=== Description of the task ===
Should the word "Parâmetros" occur in a line of the records, copy that line.

(Records from a dataset)
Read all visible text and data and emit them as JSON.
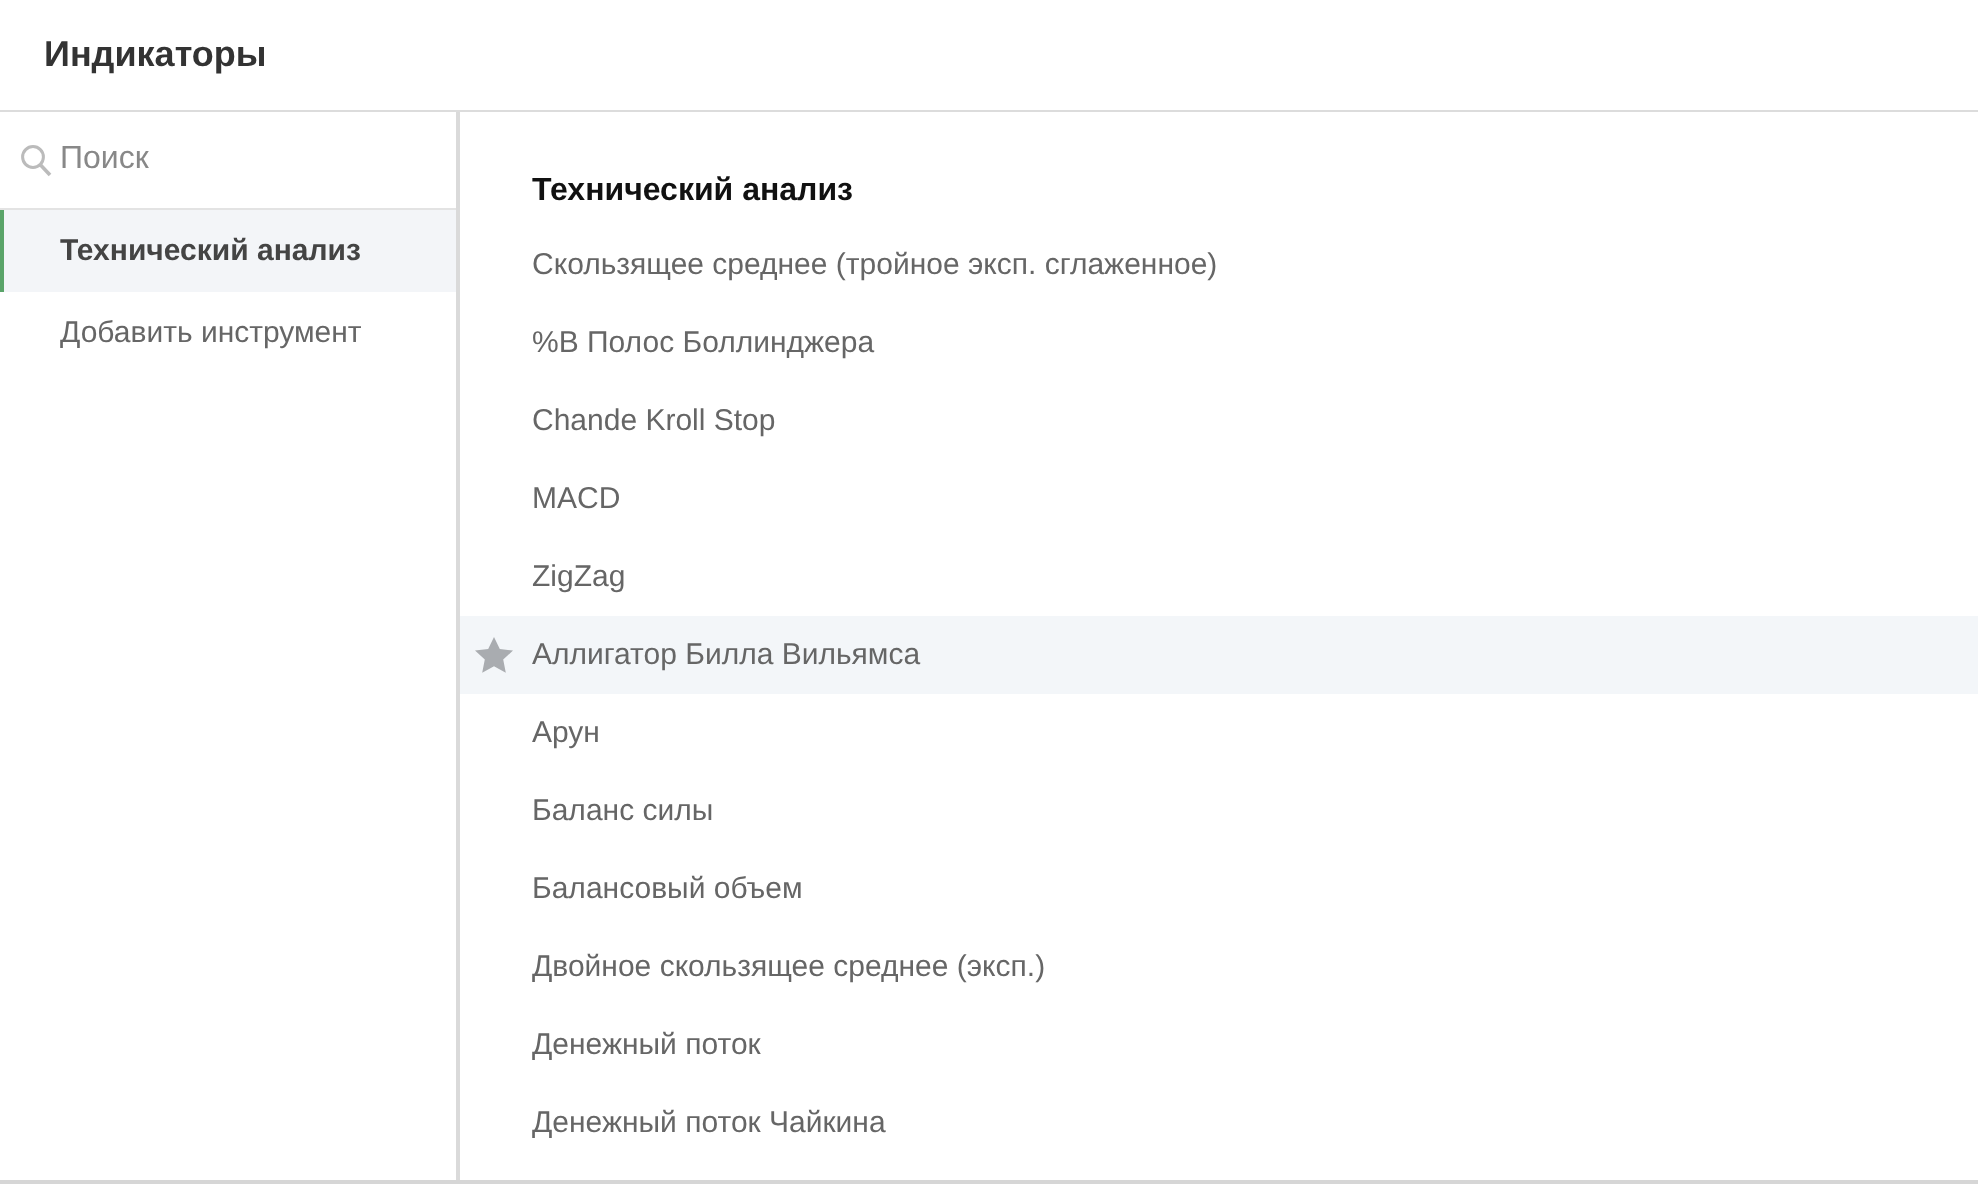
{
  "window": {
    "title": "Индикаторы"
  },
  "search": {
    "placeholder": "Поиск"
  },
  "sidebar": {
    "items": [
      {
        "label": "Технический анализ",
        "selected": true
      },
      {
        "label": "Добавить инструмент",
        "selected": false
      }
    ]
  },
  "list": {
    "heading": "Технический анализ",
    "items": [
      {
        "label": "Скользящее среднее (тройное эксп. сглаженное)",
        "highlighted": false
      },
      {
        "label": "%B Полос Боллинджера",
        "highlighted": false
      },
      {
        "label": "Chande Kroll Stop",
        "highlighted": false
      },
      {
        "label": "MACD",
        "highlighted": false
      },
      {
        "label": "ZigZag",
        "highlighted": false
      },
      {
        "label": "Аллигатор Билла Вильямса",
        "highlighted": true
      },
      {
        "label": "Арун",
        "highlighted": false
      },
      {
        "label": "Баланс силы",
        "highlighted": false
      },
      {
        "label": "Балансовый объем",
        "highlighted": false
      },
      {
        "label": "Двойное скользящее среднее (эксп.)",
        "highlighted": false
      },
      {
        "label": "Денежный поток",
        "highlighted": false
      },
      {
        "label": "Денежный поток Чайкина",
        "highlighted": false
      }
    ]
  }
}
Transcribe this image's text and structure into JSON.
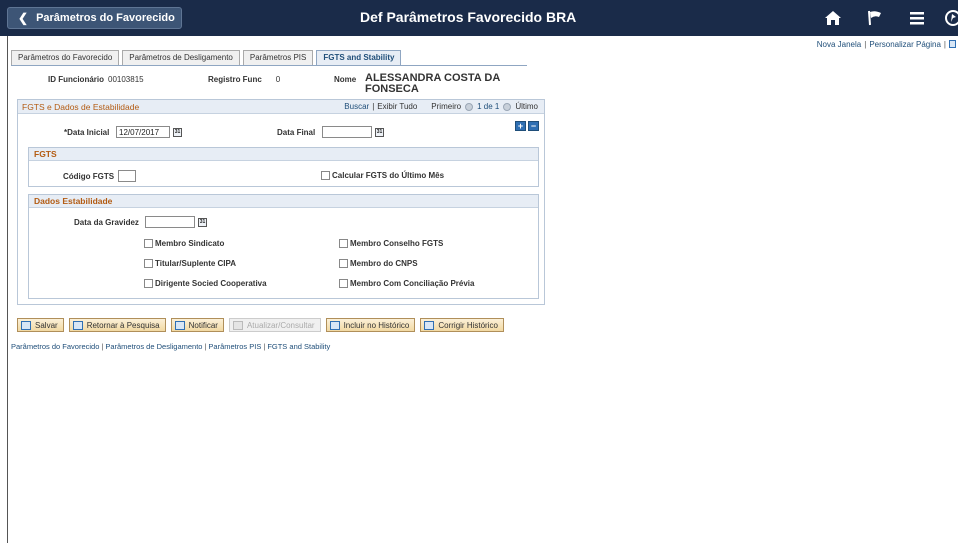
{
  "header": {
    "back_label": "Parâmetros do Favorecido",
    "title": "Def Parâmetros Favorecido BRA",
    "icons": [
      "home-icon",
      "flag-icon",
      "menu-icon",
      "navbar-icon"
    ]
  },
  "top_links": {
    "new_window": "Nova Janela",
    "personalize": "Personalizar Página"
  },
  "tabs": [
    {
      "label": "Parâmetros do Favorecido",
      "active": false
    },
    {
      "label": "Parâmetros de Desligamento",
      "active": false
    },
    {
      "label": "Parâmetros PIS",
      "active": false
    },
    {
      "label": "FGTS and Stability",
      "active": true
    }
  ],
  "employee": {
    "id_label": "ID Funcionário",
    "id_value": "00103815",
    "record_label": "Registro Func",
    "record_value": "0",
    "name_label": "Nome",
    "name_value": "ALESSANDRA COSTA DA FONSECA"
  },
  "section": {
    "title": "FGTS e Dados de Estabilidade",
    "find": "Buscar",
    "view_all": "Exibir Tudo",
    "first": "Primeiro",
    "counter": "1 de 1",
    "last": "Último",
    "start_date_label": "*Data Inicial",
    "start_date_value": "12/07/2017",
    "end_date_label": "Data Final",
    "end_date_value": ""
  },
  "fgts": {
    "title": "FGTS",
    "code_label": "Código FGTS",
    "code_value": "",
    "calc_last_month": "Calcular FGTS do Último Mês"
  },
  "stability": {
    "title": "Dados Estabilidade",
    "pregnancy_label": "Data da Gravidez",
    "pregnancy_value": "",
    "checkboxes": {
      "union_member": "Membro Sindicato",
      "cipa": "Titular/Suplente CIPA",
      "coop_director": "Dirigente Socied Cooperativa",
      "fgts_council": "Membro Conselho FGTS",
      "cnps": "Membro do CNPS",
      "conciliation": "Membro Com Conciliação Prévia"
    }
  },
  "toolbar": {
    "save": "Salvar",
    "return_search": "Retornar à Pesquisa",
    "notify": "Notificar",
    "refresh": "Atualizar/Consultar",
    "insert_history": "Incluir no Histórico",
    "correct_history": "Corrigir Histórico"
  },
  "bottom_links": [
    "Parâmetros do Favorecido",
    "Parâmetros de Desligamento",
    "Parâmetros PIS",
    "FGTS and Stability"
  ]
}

=== Expected answer ===
    "back_label": "Parâmetros do Favorecido",
    "title": "Def Parâmetros Favorecido BRA",
      "label": "Parâmetros do Favorecido",
      "label": "Parâmetros de Desligamento",
      "label": "Parâmetros PIS",
    "Parâmetros do Favorecido",
    "Parâmetros de Desligamento",
    "Parâmetros PIS",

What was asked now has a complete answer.